App and web page records
[Start of Attachment]
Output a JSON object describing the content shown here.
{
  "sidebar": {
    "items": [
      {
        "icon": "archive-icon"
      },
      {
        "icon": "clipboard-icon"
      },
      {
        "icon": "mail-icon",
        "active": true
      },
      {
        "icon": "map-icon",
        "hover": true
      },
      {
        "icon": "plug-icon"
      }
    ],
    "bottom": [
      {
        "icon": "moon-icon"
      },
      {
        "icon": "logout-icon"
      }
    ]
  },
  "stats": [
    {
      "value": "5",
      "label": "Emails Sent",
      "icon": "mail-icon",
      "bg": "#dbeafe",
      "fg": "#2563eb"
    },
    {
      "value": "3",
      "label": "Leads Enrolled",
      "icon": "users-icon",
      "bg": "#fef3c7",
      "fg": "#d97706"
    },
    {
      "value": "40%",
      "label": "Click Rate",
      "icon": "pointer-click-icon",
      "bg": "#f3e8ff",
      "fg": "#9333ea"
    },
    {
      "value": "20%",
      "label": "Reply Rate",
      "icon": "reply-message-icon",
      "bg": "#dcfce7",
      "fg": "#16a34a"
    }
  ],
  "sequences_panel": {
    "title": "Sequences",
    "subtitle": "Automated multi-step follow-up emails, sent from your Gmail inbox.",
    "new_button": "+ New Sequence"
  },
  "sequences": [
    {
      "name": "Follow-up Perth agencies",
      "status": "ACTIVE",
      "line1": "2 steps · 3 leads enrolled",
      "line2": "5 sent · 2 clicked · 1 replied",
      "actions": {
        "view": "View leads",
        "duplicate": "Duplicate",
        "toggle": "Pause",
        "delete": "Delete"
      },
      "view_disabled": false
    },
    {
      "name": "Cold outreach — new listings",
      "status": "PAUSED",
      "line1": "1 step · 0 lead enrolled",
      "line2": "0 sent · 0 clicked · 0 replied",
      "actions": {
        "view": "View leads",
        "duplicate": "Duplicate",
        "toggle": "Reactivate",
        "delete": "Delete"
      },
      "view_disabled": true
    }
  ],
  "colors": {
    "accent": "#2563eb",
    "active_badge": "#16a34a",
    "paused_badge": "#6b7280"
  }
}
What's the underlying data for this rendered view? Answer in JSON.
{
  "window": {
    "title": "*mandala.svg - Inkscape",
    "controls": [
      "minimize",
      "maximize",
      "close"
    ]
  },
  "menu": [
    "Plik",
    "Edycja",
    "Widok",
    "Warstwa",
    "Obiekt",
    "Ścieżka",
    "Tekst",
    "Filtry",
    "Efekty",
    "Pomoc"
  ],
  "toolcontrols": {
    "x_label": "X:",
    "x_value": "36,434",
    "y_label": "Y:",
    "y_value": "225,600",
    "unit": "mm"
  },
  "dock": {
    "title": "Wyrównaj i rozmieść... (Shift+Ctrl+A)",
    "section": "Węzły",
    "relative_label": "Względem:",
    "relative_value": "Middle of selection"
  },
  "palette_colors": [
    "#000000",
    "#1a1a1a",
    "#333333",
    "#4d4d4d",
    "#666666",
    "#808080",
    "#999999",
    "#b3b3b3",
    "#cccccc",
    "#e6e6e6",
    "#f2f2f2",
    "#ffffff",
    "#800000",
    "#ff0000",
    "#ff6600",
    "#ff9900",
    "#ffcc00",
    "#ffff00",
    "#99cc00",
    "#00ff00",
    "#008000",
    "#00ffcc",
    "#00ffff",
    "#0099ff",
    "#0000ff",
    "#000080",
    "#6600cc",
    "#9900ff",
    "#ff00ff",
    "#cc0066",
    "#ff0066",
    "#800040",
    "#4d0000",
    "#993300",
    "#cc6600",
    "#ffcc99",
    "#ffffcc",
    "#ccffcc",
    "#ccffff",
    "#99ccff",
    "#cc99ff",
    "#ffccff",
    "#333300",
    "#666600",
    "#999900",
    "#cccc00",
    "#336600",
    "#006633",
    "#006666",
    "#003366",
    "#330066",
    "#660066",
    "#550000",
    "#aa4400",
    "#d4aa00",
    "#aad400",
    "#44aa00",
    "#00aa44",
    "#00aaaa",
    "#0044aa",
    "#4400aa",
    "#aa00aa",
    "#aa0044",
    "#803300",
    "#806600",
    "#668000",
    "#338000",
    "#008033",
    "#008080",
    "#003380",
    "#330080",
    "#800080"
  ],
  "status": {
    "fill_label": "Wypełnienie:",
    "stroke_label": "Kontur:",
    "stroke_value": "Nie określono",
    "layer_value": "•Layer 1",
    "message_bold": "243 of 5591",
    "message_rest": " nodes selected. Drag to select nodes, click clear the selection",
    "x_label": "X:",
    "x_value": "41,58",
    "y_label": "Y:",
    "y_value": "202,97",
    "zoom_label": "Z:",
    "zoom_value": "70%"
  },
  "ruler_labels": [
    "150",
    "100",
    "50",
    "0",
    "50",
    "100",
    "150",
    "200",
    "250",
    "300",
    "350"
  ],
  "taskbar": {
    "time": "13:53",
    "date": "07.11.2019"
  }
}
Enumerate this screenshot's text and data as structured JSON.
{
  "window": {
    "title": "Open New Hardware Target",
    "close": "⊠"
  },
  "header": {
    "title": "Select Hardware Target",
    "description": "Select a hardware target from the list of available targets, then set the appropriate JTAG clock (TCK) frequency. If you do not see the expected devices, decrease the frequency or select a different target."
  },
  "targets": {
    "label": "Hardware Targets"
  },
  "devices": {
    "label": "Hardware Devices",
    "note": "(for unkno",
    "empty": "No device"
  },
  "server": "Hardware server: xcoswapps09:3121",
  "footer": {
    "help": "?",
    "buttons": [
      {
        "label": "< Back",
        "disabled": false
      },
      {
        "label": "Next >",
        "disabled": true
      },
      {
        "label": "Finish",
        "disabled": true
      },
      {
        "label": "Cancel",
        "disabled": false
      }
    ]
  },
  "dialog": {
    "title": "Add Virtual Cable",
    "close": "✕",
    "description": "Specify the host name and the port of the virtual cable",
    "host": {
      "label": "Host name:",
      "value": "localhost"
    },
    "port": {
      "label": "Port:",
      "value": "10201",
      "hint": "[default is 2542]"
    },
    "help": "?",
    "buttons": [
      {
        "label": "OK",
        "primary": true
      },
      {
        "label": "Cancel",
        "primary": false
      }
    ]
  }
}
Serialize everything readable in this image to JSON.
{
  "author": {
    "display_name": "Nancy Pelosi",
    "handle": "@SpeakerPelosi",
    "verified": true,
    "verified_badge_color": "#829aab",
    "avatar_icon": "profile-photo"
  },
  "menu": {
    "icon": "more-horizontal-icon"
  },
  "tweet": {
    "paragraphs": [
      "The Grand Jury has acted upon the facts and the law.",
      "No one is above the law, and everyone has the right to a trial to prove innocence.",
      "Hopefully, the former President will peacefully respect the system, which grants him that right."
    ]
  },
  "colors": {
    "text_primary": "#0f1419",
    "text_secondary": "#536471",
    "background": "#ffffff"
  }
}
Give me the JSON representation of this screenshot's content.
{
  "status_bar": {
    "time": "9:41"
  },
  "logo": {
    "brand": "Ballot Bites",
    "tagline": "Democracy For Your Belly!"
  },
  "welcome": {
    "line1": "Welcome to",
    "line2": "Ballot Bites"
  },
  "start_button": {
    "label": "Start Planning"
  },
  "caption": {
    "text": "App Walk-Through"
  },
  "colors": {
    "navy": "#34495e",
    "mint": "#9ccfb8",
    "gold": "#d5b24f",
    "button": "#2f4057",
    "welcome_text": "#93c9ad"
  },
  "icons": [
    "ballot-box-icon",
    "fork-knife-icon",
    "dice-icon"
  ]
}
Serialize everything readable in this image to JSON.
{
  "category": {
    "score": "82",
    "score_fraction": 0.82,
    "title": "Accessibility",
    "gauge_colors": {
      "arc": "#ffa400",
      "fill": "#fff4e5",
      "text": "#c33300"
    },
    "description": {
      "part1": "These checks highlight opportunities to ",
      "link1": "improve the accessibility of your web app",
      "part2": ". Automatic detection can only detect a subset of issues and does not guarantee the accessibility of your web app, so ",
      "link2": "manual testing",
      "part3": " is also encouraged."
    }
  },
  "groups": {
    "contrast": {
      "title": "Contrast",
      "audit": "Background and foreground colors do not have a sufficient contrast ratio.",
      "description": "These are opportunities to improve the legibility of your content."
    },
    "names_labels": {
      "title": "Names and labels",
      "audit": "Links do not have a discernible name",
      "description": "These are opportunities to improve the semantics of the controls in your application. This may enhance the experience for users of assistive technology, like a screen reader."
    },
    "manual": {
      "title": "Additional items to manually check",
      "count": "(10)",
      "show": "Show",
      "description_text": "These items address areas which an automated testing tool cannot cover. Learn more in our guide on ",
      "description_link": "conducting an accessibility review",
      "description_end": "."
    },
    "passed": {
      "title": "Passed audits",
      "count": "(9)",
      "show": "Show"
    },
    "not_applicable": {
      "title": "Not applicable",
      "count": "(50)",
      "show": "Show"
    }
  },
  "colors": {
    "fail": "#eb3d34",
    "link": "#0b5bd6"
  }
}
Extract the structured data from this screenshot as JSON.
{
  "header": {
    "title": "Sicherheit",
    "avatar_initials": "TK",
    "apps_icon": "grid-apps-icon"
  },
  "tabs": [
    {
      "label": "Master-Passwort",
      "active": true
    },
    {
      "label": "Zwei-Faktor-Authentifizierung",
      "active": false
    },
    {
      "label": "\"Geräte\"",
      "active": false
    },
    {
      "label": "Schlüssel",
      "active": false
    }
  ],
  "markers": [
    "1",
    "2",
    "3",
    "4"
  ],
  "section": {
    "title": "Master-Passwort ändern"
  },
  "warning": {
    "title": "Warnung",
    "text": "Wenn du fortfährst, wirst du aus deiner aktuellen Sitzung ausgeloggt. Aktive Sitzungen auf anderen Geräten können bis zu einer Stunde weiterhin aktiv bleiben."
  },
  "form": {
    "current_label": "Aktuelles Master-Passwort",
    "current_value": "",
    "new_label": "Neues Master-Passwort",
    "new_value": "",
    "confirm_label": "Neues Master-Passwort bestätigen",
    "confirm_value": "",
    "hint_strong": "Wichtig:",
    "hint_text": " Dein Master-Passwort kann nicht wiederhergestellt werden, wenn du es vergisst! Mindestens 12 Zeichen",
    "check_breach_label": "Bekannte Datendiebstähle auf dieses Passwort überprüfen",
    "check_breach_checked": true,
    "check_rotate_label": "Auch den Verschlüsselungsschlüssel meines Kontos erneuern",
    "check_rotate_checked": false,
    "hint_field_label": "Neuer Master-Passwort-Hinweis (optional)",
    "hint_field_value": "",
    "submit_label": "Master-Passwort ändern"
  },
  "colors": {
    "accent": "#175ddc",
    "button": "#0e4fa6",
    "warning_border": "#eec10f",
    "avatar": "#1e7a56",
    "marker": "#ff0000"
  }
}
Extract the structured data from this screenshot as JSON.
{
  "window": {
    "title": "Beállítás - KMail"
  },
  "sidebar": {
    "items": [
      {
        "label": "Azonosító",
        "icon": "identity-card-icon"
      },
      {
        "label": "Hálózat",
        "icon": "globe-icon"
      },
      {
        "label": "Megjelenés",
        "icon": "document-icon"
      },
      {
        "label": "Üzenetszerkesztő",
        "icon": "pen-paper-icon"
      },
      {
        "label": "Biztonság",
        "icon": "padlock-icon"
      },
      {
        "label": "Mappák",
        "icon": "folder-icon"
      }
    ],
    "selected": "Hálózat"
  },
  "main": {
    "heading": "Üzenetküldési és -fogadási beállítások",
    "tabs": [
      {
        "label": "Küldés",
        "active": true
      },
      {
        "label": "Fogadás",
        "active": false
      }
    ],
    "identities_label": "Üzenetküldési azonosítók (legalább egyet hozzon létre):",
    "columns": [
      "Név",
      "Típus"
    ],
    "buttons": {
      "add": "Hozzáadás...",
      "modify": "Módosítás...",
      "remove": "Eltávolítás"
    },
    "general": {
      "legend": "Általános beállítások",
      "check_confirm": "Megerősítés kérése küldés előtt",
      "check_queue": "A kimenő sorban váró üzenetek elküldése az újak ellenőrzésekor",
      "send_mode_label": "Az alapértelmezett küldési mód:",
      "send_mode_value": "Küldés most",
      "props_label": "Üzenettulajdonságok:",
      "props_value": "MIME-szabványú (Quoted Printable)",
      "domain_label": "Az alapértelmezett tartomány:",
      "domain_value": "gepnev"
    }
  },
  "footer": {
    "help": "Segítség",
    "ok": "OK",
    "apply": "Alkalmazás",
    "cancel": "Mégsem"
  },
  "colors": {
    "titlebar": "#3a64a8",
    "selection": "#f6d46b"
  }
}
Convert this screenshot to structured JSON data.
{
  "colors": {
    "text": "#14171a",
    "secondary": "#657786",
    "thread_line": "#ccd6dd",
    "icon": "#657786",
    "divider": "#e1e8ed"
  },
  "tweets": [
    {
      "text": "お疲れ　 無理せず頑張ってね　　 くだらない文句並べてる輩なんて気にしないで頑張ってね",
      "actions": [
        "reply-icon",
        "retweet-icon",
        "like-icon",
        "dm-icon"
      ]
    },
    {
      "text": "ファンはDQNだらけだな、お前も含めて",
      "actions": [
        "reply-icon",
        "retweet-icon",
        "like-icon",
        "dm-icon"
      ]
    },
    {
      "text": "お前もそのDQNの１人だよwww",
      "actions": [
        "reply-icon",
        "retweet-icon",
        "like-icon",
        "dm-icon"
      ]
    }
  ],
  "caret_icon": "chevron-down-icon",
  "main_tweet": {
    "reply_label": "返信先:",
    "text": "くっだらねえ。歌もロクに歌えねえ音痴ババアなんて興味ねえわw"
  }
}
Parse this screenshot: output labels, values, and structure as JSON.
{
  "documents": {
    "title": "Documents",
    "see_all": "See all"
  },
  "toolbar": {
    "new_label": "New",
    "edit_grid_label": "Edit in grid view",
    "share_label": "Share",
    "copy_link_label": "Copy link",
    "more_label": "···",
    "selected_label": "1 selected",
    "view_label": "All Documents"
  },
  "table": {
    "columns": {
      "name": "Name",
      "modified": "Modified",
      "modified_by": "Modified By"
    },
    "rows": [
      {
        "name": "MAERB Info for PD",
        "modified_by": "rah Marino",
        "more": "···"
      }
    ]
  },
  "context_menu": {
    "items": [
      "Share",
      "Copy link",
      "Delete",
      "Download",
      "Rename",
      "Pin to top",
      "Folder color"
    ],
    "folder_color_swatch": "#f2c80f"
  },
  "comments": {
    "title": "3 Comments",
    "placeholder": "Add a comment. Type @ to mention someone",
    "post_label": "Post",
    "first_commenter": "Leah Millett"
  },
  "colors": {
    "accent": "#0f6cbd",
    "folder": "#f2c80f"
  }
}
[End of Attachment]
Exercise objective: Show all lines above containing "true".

Exercise solution:
        "active": true
        "hover": true
      "view_disabled": true
        "disabled": true
        "disabled": true
        "primary": true
    "verified": true,
      "active": true
    "check_breach_checked": true,
        "active": true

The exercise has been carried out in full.